A Before & After: How to add depth and dimension to chairs with paint

This is a little late coming to you.  I finished these chairs (there were 4 of them) a couple of weeks ago.  Ya ya ya, I know, I’m behind…but in my defense, did you watch the video I posted yesterday?  Sometimes it takes awhile to get things accomplished around here.  😉

These chairs could quite possibly be my favorite makeover yet.  I searched and searched for space for these bad boys in my house, but came up empty handed.  I was so sad to see them go, but they did find a great home so I think I will be ok.  So uuuuh, you wanna see how I painted these guys?

First the before…not great.

But, I fell in love with all the detailing and wanted to showcase the all the twists and turns of the back.  I removed the cushion and did a rough first coat on the frame

in Annie Sloan’s Chalk Paint in Old White.  And when I say rough, I mean just kind of slop it on there…it doesn’t have to cover all the cracks and crevices.  See?

In fact, it’s probably better not to get it in all the details.  It will add more dimension to have some of that original dark wood showing through.  After that coat was dry, I took a dry brush and lightly covered it with Annie Sloan’s Chalk Paint in Coco.  Make sure your brush stays dry.  If you get too much paint on your bristles, wipe it across a paper towel or an old t-shirt to get the excess off.

Again, you are not looking to do a solid coat in Coco <or whatever accent color you choose>.  You are just going over the details to highlight and add dimension to your piece of furniture.   Just dry brush it on so you get something a little closer to this.

In this next picture, you are able to see where the chair started and where we are now.
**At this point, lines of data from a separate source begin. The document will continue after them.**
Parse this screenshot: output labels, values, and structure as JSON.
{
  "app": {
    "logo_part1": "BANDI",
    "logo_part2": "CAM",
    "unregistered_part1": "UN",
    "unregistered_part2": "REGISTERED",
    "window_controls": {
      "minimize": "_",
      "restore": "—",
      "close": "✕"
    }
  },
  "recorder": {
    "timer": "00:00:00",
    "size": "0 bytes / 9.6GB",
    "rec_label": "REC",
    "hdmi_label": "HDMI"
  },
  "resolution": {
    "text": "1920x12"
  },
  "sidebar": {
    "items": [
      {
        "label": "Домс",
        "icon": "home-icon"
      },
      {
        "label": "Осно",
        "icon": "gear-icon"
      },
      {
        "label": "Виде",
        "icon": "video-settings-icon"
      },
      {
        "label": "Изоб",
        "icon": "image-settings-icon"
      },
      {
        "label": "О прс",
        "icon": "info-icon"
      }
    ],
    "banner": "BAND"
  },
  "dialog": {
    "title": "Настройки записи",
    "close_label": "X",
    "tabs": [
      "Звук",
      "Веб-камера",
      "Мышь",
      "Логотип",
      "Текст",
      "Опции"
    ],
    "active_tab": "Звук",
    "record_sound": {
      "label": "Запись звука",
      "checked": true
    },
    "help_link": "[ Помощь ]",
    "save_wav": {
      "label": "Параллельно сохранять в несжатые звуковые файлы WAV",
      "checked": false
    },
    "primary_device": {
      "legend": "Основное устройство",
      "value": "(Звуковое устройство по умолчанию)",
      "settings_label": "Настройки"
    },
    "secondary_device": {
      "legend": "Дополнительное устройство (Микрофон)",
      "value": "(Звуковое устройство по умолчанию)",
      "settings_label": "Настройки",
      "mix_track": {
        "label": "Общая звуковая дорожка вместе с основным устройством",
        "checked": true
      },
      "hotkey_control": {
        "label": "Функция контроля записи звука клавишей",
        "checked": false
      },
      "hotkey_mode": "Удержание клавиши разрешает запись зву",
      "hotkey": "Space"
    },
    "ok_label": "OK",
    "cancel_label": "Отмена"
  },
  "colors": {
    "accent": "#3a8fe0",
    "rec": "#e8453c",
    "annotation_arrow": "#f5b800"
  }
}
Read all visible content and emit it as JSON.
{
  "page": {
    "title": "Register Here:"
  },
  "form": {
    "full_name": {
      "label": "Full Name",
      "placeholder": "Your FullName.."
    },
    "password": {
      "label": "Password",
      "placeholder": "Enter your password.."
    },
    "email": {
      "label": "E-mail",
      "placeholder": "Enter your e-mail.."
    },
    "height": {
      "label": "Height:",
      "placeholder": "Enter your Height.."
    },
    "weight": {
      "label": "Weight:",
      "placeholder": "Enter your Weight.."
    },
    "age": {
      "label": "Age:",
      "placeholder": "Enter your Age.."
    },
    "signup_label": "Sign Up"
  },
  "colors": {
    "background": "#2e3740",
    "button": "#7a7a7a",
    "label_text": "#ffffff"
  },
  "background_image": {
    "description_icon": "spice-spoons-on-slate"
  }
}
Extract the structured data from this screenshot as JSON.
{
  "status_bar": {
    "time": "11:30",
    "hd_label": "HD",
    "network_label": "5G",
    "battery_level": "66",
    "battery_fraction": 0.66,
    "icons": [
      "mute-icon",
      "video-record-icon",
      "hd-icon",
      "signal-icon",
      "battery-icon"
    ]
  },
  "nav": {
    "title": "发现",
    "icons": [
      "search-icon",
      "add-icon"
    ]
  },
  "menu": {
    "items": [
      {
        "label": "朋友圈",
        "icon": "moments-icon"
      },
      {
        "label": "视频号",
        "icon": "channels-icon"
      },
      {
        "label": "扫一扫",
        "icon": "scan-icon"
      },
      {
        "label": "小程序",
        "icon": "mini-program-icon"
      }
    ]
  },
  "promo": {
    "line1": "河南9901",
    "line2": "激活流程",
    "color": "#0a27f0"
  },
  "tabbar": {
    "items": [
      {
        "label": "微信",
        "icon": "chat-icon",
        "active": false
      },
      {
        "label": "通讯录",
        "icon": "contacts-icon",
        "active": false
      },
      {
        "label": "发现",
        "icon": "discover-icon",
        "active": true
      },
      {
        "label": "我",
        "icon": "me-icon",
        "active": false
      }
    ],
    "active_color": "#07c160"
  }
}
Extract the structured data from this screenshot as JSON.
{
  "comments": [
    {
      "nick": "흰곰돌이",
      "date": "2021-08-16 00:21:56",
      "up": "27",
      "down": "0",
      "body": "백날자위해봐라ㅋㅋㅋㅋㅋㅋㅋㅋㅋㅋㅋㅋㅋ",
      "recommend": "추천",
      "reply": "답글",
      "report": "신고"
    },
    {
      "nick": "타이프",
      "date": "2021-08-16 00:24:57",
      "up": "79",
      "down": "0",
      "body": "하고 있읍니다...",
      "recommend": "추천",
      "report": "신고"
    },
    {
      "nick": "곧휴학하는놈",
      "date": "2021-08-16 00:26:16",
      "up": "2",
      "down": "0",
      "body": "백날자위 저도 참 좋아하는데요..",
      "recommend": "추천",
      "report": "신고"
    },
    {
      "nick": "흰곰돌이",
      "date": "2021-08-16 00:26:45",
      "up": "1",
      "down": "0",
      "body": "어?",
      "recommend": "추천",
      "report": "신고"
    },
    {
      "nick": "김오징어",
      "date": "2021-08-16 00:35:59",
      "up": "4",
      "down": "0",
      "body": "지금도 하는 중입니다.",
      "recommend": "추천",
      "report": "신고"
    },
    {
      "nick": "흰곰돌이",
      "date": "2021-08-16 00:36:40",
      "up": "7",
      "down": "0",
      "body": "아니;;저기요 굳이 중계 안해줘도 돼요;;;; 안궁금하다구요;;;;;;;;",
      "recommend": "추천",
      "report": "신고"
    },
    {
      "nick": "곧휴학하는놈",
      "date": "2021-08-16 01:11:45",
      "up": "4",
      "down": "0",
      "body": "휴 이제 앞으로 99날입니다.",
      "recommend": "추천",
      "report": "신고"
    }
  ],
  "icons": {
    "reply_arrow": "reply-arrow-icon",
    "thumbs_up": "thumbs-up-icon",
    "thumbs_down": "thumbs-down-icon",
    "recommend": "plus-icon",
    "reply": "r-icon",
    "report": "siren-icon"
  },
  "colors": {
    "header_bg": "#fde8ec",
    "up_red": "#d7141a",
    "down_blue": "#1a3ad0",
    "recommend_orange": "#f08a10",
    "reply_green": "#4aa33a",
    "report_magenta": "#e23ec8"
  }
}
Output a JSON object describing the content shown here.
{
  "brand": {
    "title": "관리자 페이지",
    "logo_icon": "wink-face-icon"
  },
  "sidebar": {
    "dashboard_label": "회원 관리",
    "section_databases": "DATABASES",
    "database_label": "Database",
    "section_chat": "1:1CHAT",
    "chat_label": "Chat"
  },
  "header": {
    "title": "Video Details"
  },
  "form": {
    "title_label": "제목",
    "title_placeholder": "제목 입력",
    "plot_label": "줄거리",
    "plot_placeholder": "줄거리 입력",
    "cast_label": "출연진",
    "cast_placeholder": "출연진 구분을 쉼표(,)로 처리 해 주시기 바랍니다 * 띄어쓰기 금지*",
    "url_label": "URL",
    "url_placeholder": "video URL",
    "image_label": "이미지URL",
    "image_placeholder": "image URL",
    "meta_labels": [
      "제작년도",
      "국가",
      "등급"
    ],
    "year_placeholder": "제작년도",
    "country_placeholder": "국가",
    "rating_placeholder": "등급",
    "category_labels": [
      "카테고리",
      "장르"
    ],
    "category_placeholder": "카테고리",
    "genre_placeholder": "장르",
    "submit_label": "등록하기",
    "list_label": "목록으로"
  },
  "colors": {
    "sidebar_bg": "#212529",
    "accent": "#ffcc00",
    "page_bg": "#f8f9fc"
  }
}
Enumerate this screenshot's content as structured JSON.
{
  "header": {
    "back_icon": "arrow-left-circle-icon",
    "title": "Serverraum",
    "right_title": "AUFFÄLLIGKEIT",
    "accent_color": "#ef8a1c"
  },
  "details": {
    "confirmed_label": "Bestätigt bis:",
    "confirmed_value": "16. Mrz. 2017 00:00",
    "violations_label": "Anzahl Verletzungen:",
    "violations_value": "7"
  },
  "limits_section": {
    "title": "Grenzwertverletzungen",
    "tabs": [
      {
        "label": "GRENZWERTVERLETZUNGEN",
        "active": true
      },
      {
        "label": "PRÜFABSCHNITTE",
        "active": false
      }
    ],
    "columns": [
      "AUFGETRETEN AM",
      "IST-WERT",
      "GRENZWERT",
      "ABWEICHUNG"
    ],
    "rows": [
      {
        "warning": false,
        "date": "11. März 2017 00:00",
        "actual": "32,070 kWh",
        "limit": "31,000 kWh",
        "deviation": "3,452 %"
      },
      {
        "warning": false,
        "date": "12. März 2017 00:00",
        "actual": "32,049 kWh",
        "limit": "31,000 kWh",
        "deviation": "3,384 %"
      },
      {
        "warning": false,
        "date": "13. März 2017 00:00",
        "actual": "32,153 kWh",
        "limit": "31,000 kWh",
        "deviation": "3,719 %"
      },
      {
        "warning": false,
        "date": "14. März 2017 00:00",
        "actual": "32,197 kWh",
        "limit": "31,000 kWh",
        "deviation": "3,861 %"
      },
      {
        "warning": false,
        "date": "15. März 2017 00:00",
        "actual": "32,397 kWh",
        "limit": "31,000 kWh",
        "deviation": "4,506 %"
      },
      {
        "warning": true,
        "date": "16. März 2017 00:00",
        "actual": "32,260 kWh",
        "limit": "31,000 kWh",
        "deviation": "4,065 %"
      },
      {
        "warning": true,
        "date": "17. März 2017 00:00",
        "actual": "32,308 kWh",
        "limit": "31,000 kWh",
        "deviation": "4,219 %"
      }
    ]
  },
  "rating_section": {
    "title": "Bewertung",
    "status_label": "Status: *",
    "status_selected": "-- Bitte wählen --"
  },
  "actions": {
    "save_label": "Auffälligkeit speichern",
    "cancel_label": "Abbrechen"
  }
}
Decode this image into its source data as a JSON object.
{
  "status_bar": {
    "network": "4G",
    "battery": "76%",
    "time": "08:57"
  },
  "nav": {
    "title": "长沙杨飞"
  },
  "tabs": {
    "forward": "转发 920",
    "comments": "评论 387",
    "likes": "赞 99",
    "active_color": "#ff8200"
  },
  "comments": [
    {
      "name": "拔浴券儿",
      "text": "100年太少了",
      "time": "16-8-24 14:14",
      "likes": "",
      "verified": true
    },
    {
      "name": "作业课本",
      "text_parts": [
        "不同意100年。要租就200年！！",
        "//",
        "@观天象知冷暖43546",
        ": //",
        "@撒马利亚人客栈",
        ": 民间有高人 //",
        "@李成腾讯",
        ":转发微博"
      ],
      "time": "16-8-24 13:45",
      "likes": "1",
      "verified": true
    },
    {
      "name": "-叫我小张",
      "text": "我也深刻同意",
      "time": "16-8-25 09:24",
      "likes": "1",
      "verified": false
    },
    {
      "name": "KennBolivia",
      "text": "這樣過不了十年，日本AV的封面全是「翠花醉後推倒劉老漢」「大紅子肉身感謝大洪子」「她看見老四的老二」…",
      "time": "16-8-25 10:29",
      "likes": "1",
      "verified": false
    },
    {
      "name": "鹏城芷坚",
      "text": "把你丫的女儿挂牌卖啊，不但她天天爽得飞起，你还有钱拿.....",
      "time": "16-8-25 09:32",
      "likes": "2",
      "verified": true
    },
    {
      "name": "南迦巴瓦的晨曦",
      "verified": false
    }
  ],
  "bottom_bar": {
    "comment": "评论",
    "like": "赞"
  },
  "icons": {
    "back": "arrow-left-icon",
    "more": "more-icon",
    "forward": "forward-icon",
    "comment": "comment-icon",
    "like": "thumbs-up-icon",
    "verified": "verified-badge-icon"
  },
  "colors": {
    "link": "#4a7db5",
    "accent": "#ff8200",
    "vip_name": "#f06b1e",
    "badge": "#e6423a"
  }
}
It was still a little too “clean” and light for me.  So, I took some 80 grit sandpaper to the edges and parts of the frame to “chipify” it all up.

At this point you can dust it off and top it with a layer of clear wax, but I still wasn’t satisfied with the look of this chair.  I wanted to use some dark wax to help age it up a bit.  So, I first did a coat of Annie Sloan’s Clear soft wax.  BIG TIP to remember when using dark wax: never put the dark wax directly on your paint.  It WILL stain it and you will be so mad at yourself.  Just remember, if you wan to use the dark wax, ALWAYS do a layer of the clear soft wax first.  That way, there is a barrier between the paint and your dark wax.  Make sense?  Good.  Working in sections, I put the layer of clear wax on, then immediately (no drying time in between) went in and applied my dark wax with a separate brush.  After you have covered the small section, go back with a old cut up t-shirt and wipe the dark wax away.  It will remain in all the nooks and crannies and age your piece of furniture.  It’s amazing…you’ll freak out.  😉

The above picture was taken right after the dark wax application.  Play around with the dark wax.  If you get it looking too dark, go back with your clear wax (with your clear wax brush) and remove some of the dark.  If it’s too light, leave the dark wax on longer before you wipe it away with your old t-shirt.  You cannot mess it up.

Once you are happy with the look, do one last application of the clear wax making sure to wipe away any excess with cheesecloth or an old t-shirt.  You will have a nasty mess if you go overboard with the wax…trust me.  I have learned from experience.  Let the chair frames cure for a couple of days and then you are good to go!

If you are wanting to give chalk paint a go, start with a chair.  Don’t be afraid…just go for it. Playing around with these paints is the way to learn and almost every mistake can be fixed.  If you end up hating it, just paint again directly over the wax.  I have a sofa table that I just cannot get right.  I have already painted it twice and I’m trying to live with it before I attempt  to give it a go for the third time.